Harmonic convergence of kausfiles themes! Two seemingly unrelated developments:
1) Senator Marco Rubio has been assuring conservatives that the illegal immigrants legalized by his immigration amnesty would (in FOX News’ paraphrase) “not qualify” for federal welfare benefits
“for at least 10-13 years–and would not qualify for another five years under current law.”
2) A memo has surfaced showing that HHS official Mark Greenberg was angling to water down the welfare reform law’s work requirements as early as 2009, the first year of the Obama administration.
Put (1) and (2) together … Hmm … Would HHS have the power to waive the restrictions on welfare that Rubio is running around boasting about? The answer is apparently yes, at least in part, according to Sen. Orrin Hatch’s office. The 2009 internal memo to Greenberg claims that HHS has the power to let states spend federal money “for a benefit or service beyond those allowable under [relevant statutory provision]”–which would apparently apply to the existing 5 year ban on basic welfare (“Temporary Assistance for Needy Families’) for green card holders. It might also apply to any additional restrictions on welfare for immigrants that Rubio & Co. insert into the law.

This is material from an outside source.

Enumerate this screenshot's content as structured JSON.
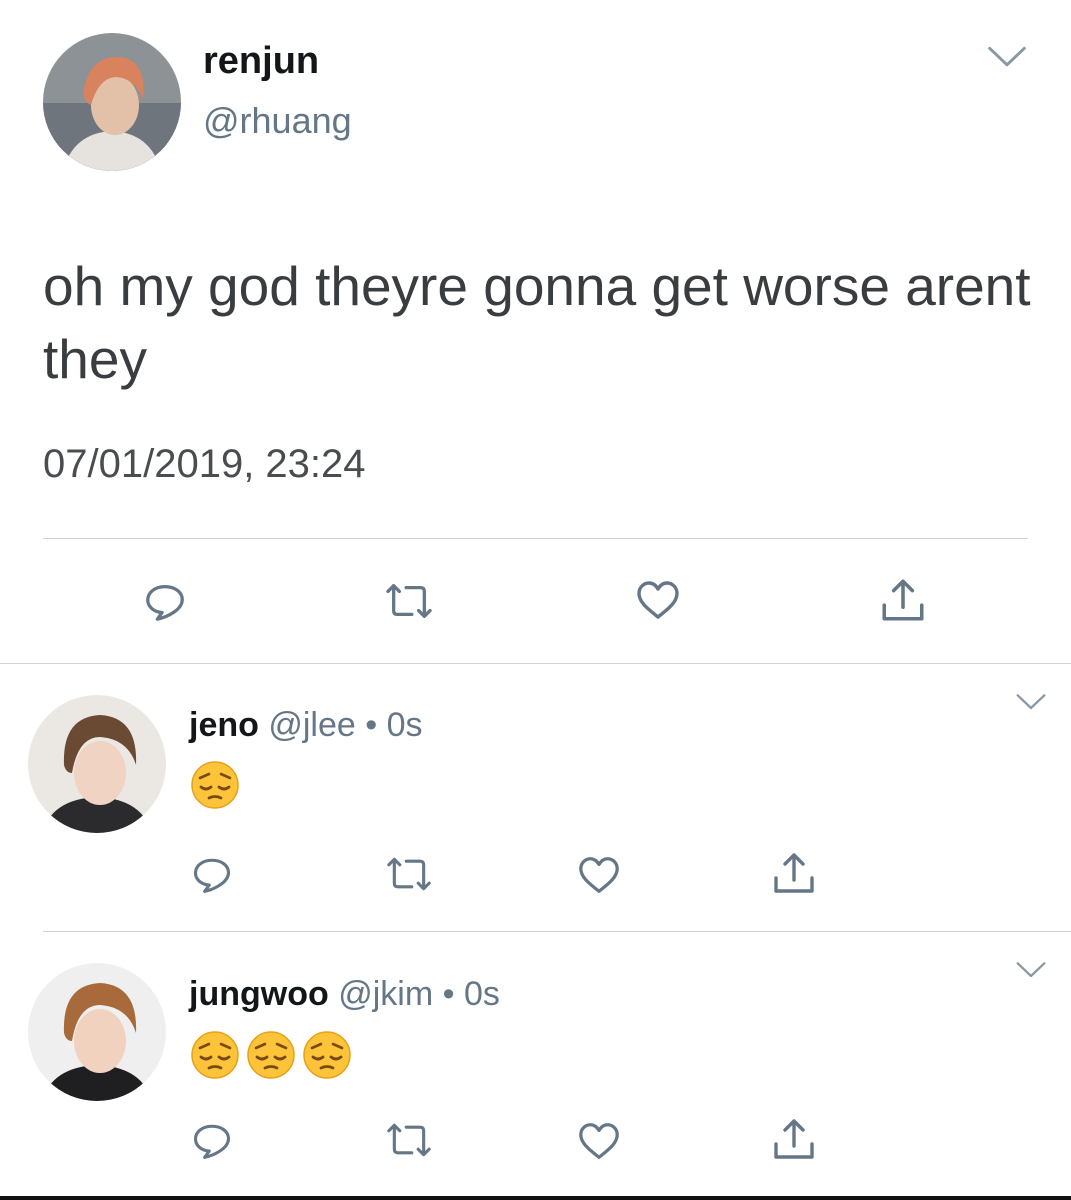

Hatch has introduced an amendment (see “Hatch21”) that tries to preclude this possibility. It appears to be broadly drawn–not just applying to immigrants but generally restricting HHS’s waiver authority in a way likely to cause Greenberg and HHS Secretary Sebelius some heartburn.
Prediction: The amendment is not a poison pill–it’s not going to stop the immigration bill if there’s otherwise sufficient support (a big if). But it’s not likely to be something Senators will want to be seen as voting against. Either the administration will eat the change if necessary (maybe hoping to get it removed later–e.g. in conference) or it will be narrowed. But it’s another example of how many ways there are around Rubio’s no-welfare-for-the-amnestied promises, even if they seem to be written into law. …
Hatch 21’s Catch 22: The danger, of course, is that Hatch will succeed in improving the fundamentally flawed Schumer-Rubio bill enough to give Republicans an excuse to vote for it. …